Otaibi expressed hope that the final outcome of the talks will lead to the return of security and stability in a way that preserves Yemen’s unity and sovereignty over its territory. “Eight months have passed since the Stockholm Agreement entered into force, during which it witnessed the continuation of the impasse and the lack of any tangible progress,” he said. He stressed that the political solution is based on the dialogue sponsored by the United Nations and through resolutions 2451, 2452 and 2481 adopted unanimously by the Council as well as several press statements emphasizing the need for full implementation of this agreement.
Otaibi pointed out that the Stockholm agreement did not witness any constructive measures that lead to achieving the desired objectives, as the city of Taiz is still under siege for the past four years and have not witnessed any concrete measures towards achieving or even starting to implement the Taiz understandings, in addition to the continuous stalemate to implement the agreement for the exchange of prisoners and detainees. He pointed out that the Hodeidah agreement is still struggling to reach the starting point and get out of the first phase of implementation, which will be done only by respecting the understandings and agreements reached through the Redeployment Coordinating Committee on the concept of operations.
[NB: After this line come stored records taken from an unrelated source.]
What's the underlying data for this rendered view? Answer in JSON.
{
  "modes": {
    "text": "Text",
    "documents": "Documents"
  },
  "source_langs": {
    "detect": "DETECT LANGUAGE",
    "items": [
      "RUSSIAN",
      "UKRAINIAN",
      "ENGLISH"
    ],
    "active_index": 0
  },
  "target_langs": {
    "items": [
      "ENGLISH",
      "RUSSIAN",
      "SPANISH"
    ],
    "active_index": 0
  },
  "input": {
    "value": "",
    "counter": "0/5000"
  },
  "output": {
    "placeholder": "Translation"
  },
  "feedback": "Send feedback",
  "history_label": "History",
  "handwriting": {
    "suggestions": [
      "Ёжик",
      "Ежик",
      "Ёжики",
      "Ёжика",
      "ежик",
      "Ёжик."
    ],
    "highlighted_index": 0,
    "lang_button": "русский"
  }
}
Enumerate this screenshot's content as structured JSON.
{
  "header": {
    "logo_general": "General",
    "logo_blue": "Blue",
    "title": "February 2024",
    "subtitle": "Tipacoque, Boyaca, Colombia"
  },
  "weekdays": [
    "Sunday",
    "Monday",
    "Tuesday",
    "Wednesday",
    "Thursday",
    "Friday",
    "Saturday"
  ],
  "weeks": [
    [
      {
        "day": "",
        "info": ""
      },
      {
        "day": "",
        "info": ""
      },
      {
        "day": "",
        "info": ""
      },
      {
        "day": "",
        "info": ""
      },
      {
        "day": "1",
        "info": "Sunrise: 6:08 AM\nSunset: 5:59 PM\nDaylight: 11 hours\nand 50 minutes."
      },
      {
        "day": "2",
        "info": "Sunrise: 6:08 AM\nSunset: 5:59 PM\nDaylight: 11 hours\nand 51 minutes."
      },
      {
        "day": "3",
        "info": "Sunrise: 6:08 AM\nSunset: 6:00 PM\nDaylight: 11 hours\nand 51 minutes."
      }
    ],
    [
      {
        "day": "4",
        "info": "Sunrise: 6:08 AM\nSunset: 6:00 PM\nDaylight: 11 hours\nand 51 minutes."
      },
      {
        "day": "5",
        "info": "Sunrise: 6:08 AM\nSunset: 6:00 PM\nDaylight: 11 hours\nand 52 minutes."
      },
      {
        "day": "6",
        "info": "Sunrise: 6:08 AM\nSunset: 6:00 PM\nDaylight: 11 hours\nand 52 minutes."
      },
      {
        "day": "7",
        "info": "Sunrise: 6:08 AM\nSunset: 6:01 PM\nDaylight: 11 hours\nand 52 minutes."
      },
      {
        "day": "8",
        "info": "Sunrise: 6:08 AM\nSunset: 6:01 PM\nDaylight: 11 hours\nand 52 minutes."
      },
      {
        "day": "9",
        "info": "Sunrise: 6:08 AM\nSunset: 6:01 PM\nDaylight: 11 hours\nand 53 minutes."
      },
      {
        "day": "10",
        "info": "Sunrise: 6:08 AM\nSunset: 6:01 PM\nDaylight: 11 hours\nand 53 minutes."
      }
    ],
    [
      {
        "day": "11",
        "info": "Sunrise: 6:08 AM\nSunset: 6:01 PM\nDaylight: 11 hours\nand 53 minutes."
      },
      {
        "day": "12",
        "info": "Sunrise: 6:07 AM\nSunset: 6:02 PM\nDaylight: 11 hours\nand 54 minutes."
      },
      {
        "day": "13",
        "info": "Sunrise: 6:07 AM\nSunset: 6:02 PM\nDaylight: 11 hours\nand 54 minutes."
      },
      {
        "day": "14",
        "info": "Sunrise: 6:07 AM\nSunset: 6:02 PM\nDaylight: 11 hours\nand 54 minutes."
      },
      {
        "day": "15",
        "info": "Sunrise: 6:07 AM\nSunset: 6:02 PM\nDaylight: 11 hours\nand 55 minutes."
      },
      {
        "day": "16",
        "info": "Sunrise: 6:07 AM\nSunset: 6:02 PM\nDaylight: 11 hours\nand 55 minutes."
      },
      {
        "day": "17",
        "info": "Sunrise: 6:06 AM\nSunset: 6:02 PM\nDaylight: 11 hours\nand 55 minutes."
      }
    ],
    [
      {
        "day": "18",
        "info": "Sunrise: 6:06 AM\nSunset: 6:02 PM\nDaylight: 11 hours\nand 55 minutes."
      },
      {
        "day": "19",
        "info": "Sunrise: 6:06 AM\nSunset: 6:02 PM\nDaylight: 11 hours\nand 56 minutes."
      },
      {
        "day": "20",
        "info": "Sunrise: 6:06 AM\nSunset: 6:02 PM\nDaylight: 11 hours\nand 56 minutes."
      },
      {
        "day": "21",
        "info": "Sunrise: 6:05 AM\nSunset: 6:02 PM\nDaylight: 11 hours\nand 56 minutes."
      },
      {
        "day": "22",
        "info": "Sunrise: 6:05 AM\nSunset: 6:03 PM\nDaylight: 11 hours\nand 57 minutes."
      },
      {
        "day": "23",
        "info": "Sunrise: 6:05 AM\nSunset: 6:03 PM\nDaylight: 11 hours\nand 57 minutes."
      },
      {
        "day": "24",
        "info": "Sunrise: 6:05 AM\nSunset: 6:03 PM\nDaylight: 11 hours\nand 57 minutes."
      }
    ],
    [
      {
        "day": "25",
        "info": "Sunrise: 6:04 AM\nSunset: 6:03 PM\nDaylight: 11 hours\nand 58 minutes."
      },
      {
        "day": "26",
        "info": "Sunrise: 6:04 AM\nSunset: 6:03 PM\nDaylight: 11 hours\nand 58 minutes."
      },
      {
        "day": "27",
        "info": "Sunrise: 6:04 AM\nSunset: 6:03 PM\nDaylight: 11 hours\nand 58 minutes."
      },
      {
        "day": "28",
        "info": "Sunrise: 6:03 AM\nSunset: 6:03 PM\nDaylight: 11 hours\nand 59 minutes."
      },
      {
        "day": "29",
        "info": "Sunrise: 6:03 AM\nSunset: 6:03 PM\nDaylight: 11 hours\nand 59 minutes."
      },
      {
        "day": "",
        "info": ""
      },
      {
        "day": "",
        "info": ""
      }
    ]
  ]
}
Otaibi welcomed the efforts of the Special Envoy in this regard by submitting proposals to break the stalemate associated with the elements of the Stockholm Agreement, stressing at the same time that these efforts should be based on understandings to ensure the full exercise of the sovereignty of the Yemeni government on its territory. He reiterated Kuwait’s firm position that there is no military solution to the crisis in Yemen, stressing the statement of the Special Envoy on the need to reduce the pace of military escalation and reiterated that the utmost importance lies in the full and concrete implementation of all three elements of the Stockholm Agreement.